- Task description -
A complete answer lists every line of the entries below where the string "text" appears.
◇ ◇ ◇
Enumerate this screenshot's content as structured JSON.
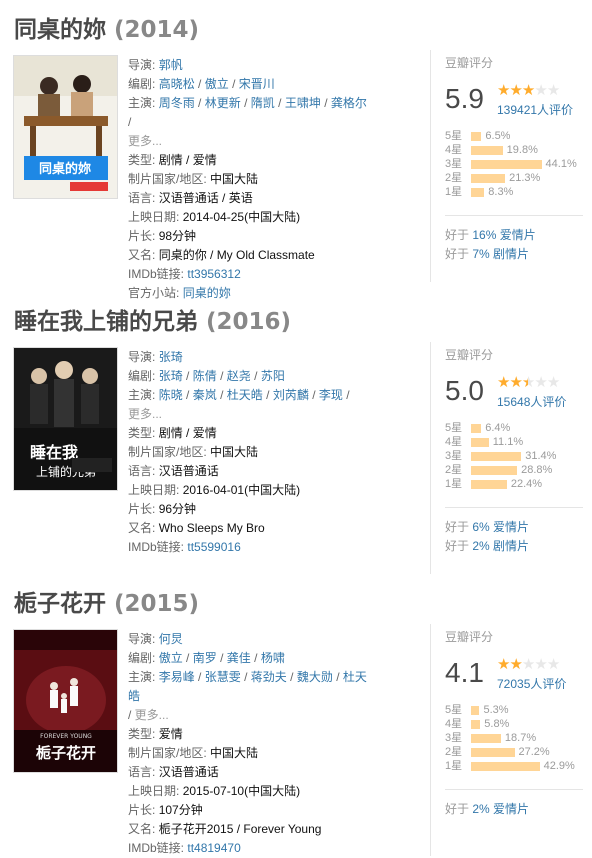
{
  "movies": [
    {
      "title": "同桌的妳",
      "year": "(2014)",
      "director_label": "导演:",
      "director": "郭帆",
      "writers_label": "编剧:",
      "writers": [
        "高晓松",
        "傲立",
        "宋晋川"
      ],
      "cast_label": "主演:",
      "cast": [
        "周冬雨",
        "林更新",
        "隋凯",
        "王啸坤",
        "龚格尔"
      ],
      "more": "更多...",
      "genre_label": "类型:",
      "genres": [
        "剧情",
        "爱情"
      ],
      "country_label": "制片国家/地区:",
      "country": "中国大陆",
      "lang_label": "语言:",
      "lang": "汉语普通话 / 英语",
      "release_label": "上映日期:",
      "release": "2014-04-25(中国大陆)",
      "runtime_label": "片长:",
      "runtime": "98分钟",
      "aka_label": "又名:",
      "aka": "同桌的你 / My Old Classmate",
      "imdb_label": "IMDb链接:",
      "imdb": "tt3956312",
      "site_label": "官方小站:",
      "site": "同桌的妳",
      "rating_title": "豆瓣评分",
      "score": "5.9",
      "stars_value": 3,
      "votes": "139421人评价",
      "dist": [
        {
          "label": "5星",
          "pct": "6.5%",
          "value": 6.5
        },
        {
          "label": "4星",
          "pct": "19.8%",
          "value": 19.8
        },
        {
          "label": "3星",
          "pct": "44.1%",
          "value": 44.1
        },
        {
          "label": "2星",
          "pct": "21.3%",
          "value": 21.3
        },
        {
          "label": "1星",
          "pct": "8.3%",
          "value": 8.3
        }
      ],
      "better": [
        {
          "prefix": "好于",
          "text": "16% 爱情片"
        },
        {
          "prefix": "好于",
          "text": "7% 剧情片"
        }
      ]
    },
    {
      "title": "睡在我上铺的兄弟",
      "year": "(2016)",
      "director_label": "导演:",
      "director": "张琦",
      "writers_label": "编剧:",
      "writers": [
        "张琦",
        "陈倩",
        "赵尧",
        "苏阳"
      ],
      "cast_label": "主演:",
      "cast": [
        "陈晓",
        "秦岚",
        "杜天皓",
        "刘芮麟",
        "李现"
      ],
      "more": "更多...",
      "genre_label": "类型:",
      "genres": [
        "剧情",
        "爱情"
      ],
      "country_label": "制片国家/地区:",
      "country": "中国大陆",
      "lang_label": "语言:",
      "lang": "汉语普通话",
      "release_label": "上映日期:",
      "release": "2016-04-01(中国大陆)",
      "runtime_label": "片长:",
      "runtime": "96分钟",
      "aka_label": "又名:",
      "aka": "Who Sleeps My Bro",
      "imdb_label": "IMDb链接:",
      "imdb": "tt5599016",
      "rating_title": "豆瓣评分",
      "score": "5.0",
      "stars_value": 2.5,
      "votes": "15648人评价",
      "dist": [
        {
          "label": "5星",
          "pct": "6.4%",
          "value": 6.4
        },
        {
          "label": "4星",
          "pct": "11.1%",
          "value": 11.1
        },
        {
          "label": "3星",
          "pct": "31.4%",
          "value": 31.4
        },
        {
          "label": "2星",
          "pct": "28.8%",
          "value": 28.8
        },
        {
          "label": "1星",
          "pct": "22.4%",
          "value": 22.4
        }
      ],
      "better": [
        {
          "prefix": "好于",
          "text": "6% 爱情片"
        },
        {
          "prefix": "好于",
          "text": "2% 剧情片"
        }
      ]
    },
    {
      "title": "栀子花开",
      "year": "(2015)",
      "director_label": "导演:",
      "director": "何炅",
      "writers_label": "编剧:",
      "writers": [
        "傲立",
        "南罗",
        "龚佳",
        "杨啸"
      ],
      "cast_label": "主演:",
      "cast": [
        "李易峰",
        "张慧雯",
        "蒋劲夫",
        "魏大勋",
        "杜天皓"
      ],
      "more": "更多...",
      "genre_label": "类型:",
      "genres": [
        "爱情"
      ],
      "country_label": "制片国家/地区:",
      "country": "中国大陆",
      "lang_label": "语言:",
      "lang": "汉语普通话",
      "release_label": "上映日期:",
      "release": "2015-07-10(中国大陆)",
      "runtime_label": "片长:",
      "runtime": "107分钟",
      "aka_label": "又名:",
      "aka": "栀子花开2015 / Forever Young",
      "imdb_label": "IMDb链接:",
      "imdb": "tt4819470",
      "rating_title": "豆瓣评分",
      "score": "4.1",
      "stars_value": 2,
      "votes": "72035人评价",
      "dist": [
        {
          "label": "5星",
          "pct": "5.3%",
          "value": 5.3
        },
        {
          "label": "4星",
          "pct": "5.8%",
          "value": 5.8
        },
        {
          "label": "3星",
          "pct": "18.7%",
          "value": 18.7
        },
        {
          "label": "2星",
          "pct": "27.2%",
          "value": 27.2
        },
        {
          "label": "1星",
          "pct": "42.9%",
          "value": 42.9
        }
      ],
      "better": [
        {
          "prefix": "好于",
          "text": "2% 爱情片"
        }
      ]
    }
  ]
}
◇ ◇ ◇
- Answer for this exercise -
          "text": "16% 爱情片"
          "text": "7% 剧情片"
          "text": "6% 爱情片"
          "text": "2% 剧情片"
          "text": "2% 爱情片"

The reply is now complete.